The video above shows a system utilizing the Nintendo Wii Remote, an airborne ultrasound display, and holographic unit, to produce Touchable Holography. The demonstration includes a holographic ball which can be moved by pushing it with the hand, or laying your palm flat and it being dropped and bouncing off.
This interaction alone is impressive, but the researchers went one step further and added touch feedback so you can “feel” what is happening too. This is achieved with the airborne ultrasound display matching what is happening with the hologram. The ultrasound waves can apply a force of 1.6 grams and can be directed on to a 20mm area making it quite accurate.
Examples include holographic rain drops falling on an open palm which you can apparently feel. A small animal also runs around your hand with the touch matching the movement.
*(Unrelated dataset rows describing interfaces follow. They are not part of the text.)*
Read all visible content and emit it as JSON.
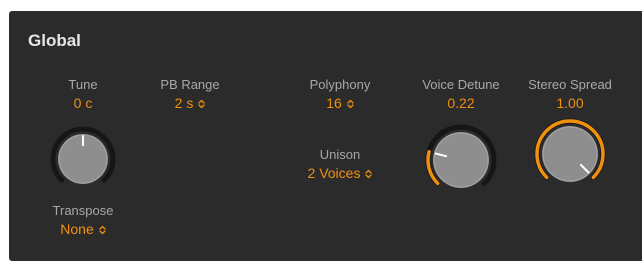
{
  "section": {
    "title": "Global"
  },
  "tune": {
    "label": "Tune",
    "value": "0 c",
    "level": 0.5,
    "icon": "rotary-knob"
  },
  "pb_range": {
    "label": "PB Range",
    "value": "2 s",
    "icon": "chevron-updown-icon"
  },
  "polyphony": {
    "label": "Polyphony",
    "value": "16",
    "icon": "chevron-updown-icon"
  },
  "unison": {
    "label": "Unison",
    "value": "2 Voices",
    "icon": "chevron-updown-icon"
  },
  "voice_detune": {
    "label": "Voice Detune",
    "value": "0.22",
    "level": 0.22,
    "icon": "rotary-knob"
  },
  "stereo_spread": {
    "label": "Stereo Spread",
    "value": "1.00",
    "level": 1.0,
    "icon": "rotary-knob"
  },
  "transpose": {
    "label": "Transpose",
    "value": "None",
    "icon": "chevron-updown-icon"
  },
  "colors": {
    "panel_bg": "#2b2b2b",
    "accent_orange": "#f0900f",
    "label_gray": "#a8a8a8",
    "title_white": "#e6e6e6",
    "knob_body": "#8e8e8e",
    "track": "#161616"
  }
}
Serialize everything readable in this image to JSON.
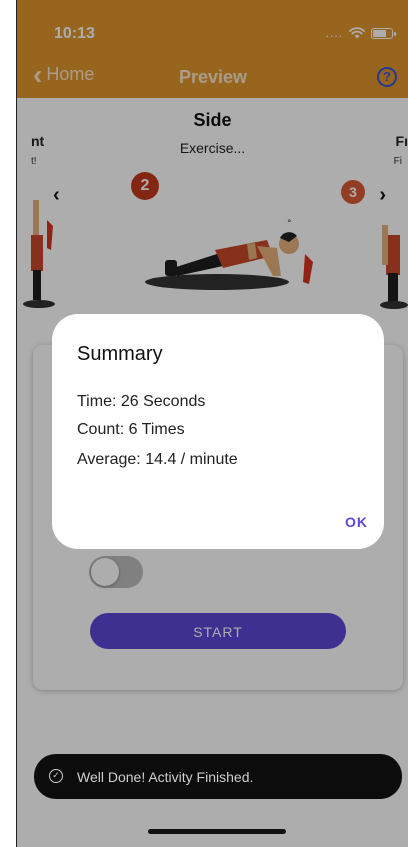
{
  "status_bar": {
    "time": "10:13",
    "signal_text": "....",
    "wifi_icon": "wifi-icon",
    "battery_icon": "battery-icon"
  },
  "nav": {
    "back_label": "Home",
    "title": "Preview",
    "help_icon": "help-icon",
    "help_glyph": "?"
  },
  "exercise": {
    "title": "Side",
    "subtitle": "Exercise...",
    "left_title": "nt",
    "left_sub": "t!",
    "right_title": "Fı",
    "right_sub": "Fi",
    "badge_current": "2",
    "badge_next": "3",
    "prev_glyph": "‹",
    "next_glyph": "›"
  },
  "card": {
    "start_label": "START"
  },
  "dialog": {
    "title": "Summary",
    "time_line": "Time: 26 Seconds",
    "count_line": "Count: 6 Times",
    "average_line": "Average: 14.4 / minute",
    "ok_label": "OK"
  },
  "toast": {
    "message": "Well Done! Activity Finished.",
    "icon_glyph": "✓"
  },
  "colors": {
    "header": "#e0952f",
    "accent": "#5a48d6",
    "badge": "#c23a1e",
    "toast_bg": "#0c0c0c"
  }
}
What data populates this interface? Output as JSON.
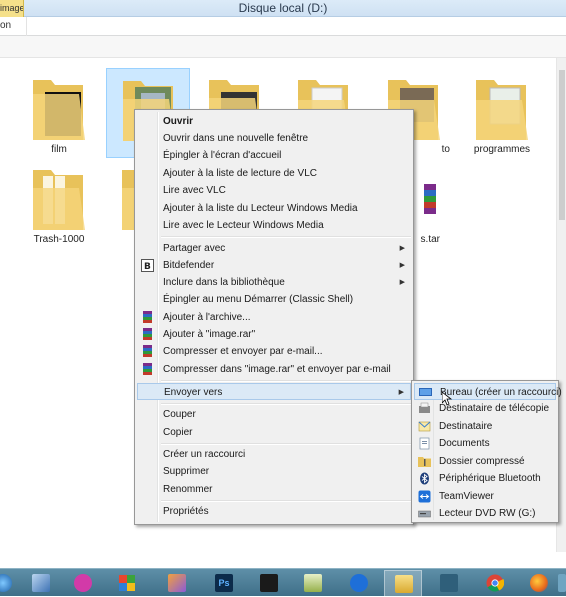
{
  "window": {
    "title": "Disque local (D:)",
    "tab_fragment": "image",
    "ribbon_fragment": "on"
  },
  "folders": [
    {
      "label": "film"
    },
    {
      "label": ""
    },
    {
      "label": ""
    },
    {
      "label": ""
    },
    {
      "label": "to"
    },
    {
      "label": "programmes"
    },
    {
      "label": "Trash-1000"
    },
    {
      "label": ""
    },
    {
      "label": "s.tar"
    }
  ],
  "context_menu": {
    "items": [
      {
        "label": "Ouvrir",
        "icon": "",
        "bold": true
      },
      {
        "label": "Ouvrir dans une nouvelle fenêtre",
        "icon": ""
      },
      {
        "label": "Épingler à l'écran d'accueil",
        "icon": ""
      },
      {
        "label": "Ajouter à la liste de lecture de VLC",
        "icon": ""
      },
      {
        "label": "Lire avec VLC",
        "icon": ""
      },
      {
        "label": "Ajouter à la liste du Lecteur Windows Media",
        "icon": ""
      },
      {
        "label": "Lire avec le Lecteur Windows Media",
        "icon": ""
      },
      {
        "label": "Partager avec",
        "icon": "",
        "submenu": true
      },
      {
        "label": "Bitdefender",
        "icon": "bitdefender-icon",
        "submenu": true
      },
      {
        "label": "Inclure dans la bibliothèque",
        "icon": "",
        "submenu": true
      },
      {
        "label": "Épingler au menu Démarrer (Classic Shell)",
        "icon": ""
      },
      {
        "label": "Ajouter à l'archive...",
        "icon": "winrar-icon"
      },
      {
        "label": "Ajouter à \"image.rar\"",
        "icon": "winrar-icon"
      },
      {
        "label": "Compresser et envoyer par e-mail...",
        "icon": "winrar-icon"
      },
      {
        "label": "Compresser dans \"image.rar\" et envoyer par e-mail",
        "icon": "winrar-icon"
      },
      {
        "label": "Envoyer vers",
        "icon": "",
        "submenu": true,
        "hover": true
      },
      {
        "label": "Couper",
        "icon": ""
      },
      {
        "label": "Copier",
        "icon": ""
      },
      {
        "label": "Créer un raccourci",
        "icon": ""
      },
      {
        "label": "Supprimer",
        "icon": ""
      },
      {
        "label": "Renommer",
        "icon": ""
      },
      {
        "label": "Propriétés",
        "icon": ""
      }
    ]
  },
  "send_to_menu": {
    "items": [
      {
        "label": "Bureau (créer un raccourci)",
        "icon": "desktop-icon",
        "hover": true
      },
      {
        "label": "Destinataire de télécopie",
        "icon": "fax-icon"
      },
      {
        "label": "Destinataire",
        "icon": "mail-icon"
      },
      {
        "label": "Documents",
        "icon": "documents-icon"
      },
      {
        "label": "Dossier compressé",
        "icon": "zip-folder-icon"
      },
      {
        "label": "Périphérique Bluetooth",
        "icon": "bluetooth-icon"
      },
      {
        "label": "TeamViewer",
        "icon": "teamviewer-icon"
      },
      {
        "label": "Lecteur DVD RW (G:)",
        "icon": "dvd-drive-icon"
      }
    ]
  },
  "colors": {
    "accent": "#3399ff",
    "menu_bg": "#f0f0f0",
    "hover": "#dbe9f6",
    "taskbar": "#4f7f98"
  },
  "taskbar": {
    "apps": [
      {
        "name": "start-orb"
      },
      {
        "name": "virtualbox"
      },
      {
        "name": "app-magenta"
      },
      {
        "name": "windows-flag"
      },
      {
        "name": "paint"
      },
      {
        "name": "photoshop"
      },
      {
        "name": "3dsmax"
      },
      {
        "name": "editor"
      },
      {
        "name": "teamviewer"
      },
      {
        "name": "explorer",
        "active": true
      },
      {
        "name": "network"
      },
      {
        "name": "chrome"
      },
      {
        "name": "firefox"
      },
      {
        "name": "overflow"
      }
    ]
  }
}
Sony has a patent that may take game playing to a whole new level. The patent covers the use of ultrasound to target areas of the brain in order to create the experience of seeing images, experiencing tastes, and hearing sounds. The technology would use ultrasound pulses to modify firing patterns within the human brain to create those experiences. The patent application was filed in 2000, awarded in March 2003, and has been updated steadily (most recently in December of last year). Though exciting, the patent has not been utilized in any experiments to test its validity. If the patent is one day used in an actual device, we may see the PlayStation Portable (see our review) offer a whole new level of entertainment for its users. It's also feasible that the technology could eliminate the need for physical displays on mobile devices, relying instead on images beamed into the brain.